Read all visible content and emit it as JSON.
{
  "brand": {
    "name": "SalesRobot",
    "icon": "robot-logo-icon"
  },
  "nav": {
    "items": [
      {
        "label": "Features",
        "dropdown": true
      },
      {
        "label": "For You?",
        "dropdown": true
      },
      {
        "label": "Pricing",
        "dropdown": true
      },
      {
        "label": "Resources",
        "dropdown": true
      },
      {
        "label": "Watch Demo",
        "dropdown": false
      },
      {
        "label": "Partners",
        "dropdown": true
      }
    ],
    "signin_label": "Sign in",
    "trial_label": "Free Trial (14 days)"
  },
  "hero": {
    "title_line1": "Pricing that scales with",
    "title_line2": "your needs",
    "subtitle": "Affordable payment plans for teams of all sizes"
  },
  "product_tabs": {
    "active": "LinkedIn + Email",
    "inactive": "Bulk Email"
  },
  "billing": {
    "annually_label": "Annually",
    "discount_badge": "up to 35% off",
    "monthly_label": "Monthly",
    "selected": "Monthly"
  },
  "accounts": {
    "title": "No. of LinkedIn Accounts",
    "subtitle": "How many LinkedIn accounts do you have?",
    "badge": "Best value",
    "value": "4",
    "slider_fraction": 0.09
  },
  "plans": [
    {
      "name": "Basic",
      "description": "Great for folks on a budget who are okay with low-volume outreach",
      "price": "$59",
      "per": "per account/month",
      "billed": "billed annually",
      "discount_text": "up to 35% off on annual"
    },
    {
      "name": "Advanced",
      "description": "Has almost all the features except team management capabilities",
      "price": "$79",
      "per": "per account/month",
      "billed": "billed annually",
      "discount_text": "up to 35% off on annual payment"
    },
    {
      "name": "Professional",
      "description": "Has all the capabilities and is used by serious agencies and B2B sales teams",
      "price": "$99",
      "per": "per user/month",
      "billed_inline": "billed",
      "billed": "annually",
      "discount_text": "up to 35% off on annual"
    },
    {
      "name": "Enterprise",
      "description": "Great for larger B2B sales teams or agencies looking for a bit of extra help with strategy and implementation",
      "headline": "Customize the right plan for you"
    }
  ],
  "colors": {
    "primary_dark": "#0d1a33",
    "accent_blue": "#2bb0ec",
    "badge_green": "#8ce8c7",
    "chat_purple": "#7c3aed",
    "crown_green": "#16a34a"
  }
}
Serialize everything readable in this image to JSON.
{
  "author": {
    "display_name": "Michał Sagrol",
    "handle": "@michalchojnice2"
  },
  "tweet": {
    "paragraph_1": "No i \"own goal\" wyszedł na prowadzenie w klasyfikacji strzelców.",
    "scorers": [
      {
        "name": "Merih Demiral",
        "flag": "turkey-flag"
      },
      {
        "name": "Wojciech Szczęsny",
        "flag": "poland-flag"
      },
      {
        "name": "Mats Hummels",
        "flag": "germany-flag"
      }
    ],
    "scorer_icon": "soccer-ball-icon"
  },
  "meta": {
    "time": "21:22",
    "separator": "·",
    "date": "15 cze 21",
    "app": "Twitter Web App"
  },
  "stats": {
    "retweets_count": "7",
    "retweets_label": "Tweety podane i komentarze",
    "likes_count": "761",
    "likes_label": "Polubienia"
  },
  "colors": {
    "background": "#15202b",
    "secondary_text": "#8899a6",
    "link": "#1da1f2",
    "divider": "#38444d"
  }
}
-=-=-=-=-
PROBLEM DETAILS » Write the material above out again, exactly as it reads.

REPLY TO THE TASK »
Read all visible content and emit it as JSON.
{
  "brand": {
    "name": "SalesRobot",
    "icon": "robot-logo-icon"
  },
  "nav": {
    "items": [
      {
        "label": "Features",
        "dropdown": true
      },
      {
        "label": "For You?",
        "dropdown": true
      },
      {
        "label": "Pricing",
        "dropdown": true
      },
      {
        "label": "Resources",
        "dropdown": true
      },
      {
        "label": "Watch Demo",
        "dropdown": false
      },
      {
        "label": "Partners",
        "dropdown": true
      }
    ],
    "signin_label": "Sign in",
    "trial_label": "Free Trial (14 days)"
  },
  "hero": {
    "title_line1": "Pricing that scales with",
    "title_line2": "your needs",
    "subtitle": "Affordable payment plans for teams of all sizes"
  },
  "product_tabs": {
    "active": "LinkedIn + Email",
    "inactive": "Bulk Email"
  },
  "billing": {
    "annually_label": "Annually",
    "discount_badge": "up to 35% off",
    "monthly_label": "Monthly",
    "selected": "Monthly"
  },
  "accounts": {
    "title": "No. of LinkedIn Accounts",
    "subtitle": "How many LinkedIn accounts do you have?",
    "badge": "Best value",
    "value": "4",
    "slider_fraction": 0.09
  },
  "plans": [
    {
      "name": "Basic",
      "description": "Great for folks on a budget who are okay with low-volume outreach",
      "price": "$59",
      "per": "per account/month",
      "billed": "billed annually",
      "discount_text": "up to 35% off on annual"
    },
    {
      "name": "Advanced",
      "description": "Has almost all the features except team management capabilities",
      "price": "$79",
      "per": "per account/month",
      "billed": "billed annually",
      "discount_text": "up to 35% off on annual payment"
    },
    {
      "name": "Professional",
      "description": "Has all the capabilities and is used by serious agencies and B2B sales teams",
      "price": "$99",
      "per": "per user/month",
      "billed_inline": "billed",
      "billed": "annually",
      "discount_text": "up to 35% off on annual"
    },
    {
      "name": "Enterprise",
      "description": "Great for larger B2B sales teams or agencies looking for a bit of extra help with strategy and implementation",
      "headline": "Customize the right plan for you"
    }
  ],
  "colors": {
    "primary_dark": "#0d1a33",
    "accent_blue": "#2bb0ec",
    "badge_green": "#8ce8c7",
    "chat_purple": "#7c3aed",
    "crown_green": "#16a34a"
  }
}
Serialize everything readable in this image to JSON.
{
  "author": {
    "display_name": "Michał Sagrol",
    "handle": "@michalchojnice2"
  },
  "tweet": {
    "paragraph_1": "No i \"own goal\" wyszedł na prowadzenie w klasyfikacji strzelców.",
    "scorers": [
      {
        "name": "Merih Demiral",
        "flag": "turkey-flag"
      },
      {
        "name": "Wojciech Szczęsny",
        "flag": "poland-flag"
      },
      {
        "name": "Mats Hummels",
        "flag": "germany-flag"
      }
    ],
    "scorer_icon": "soccer-ball-icon"
  },
  "meta": {
    "time": "21:22",
    "separator": "·",
    "date": "15 cze 21",
    "app": "Twitter Web App"
  },
  "stats": {
    "retweets_count": "7",
    "retweets_label": "Tweety podane i komentarze",
    "likes_count": "761",
    "likes_label": "Polubienia"
  },
  "colors": {
    "background": "#15202b",
    "secondary_text": "#8899a6",
    "link": "#1da1f2",
    "divider": "#38444d"
  }
}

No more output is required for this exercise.